## ASSIGNED TASK
The listing that follows is to be output in full and without change.
———
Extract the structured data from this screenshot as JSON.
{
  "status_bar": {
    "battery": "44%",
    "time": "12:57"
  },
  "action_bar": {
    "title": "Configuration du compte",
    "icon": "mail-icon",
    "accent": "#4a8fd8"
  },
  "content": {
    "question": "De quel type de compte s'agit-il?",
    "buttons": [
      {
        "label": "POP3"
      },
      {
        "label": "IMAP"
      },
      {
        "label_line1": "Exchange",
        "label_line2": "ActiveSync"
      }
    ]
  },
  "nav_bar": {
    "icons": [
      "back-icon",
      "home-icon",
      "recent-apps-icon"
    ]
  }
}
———
## REPLY TO THE TASK
Extract the structured data from this screenshot as JSON.
{
  "status_bar": {
    "battery": "44%",
    "time": "12:57"
  },
  "action_bar": {
    "title": "Configuration du compte",
    "icon": "mail-icon",
    "accent": "#4a8fd8"
  },
  "content": {
    "question": "De quel type de compte s'agit-il?",
    "buttons": [
      {
        "label": "POP3"
      },
      {
        "label": "IMAP"
      },
      {
        "label_line1": "Exchange",
        "label_line2": "ActiveSync"
      }
    ]
  },
  "nav_bar": {
    "icons": [
      "back-icon",
      "home-icon",
      "recent-apps-icon"
    ]
  }
}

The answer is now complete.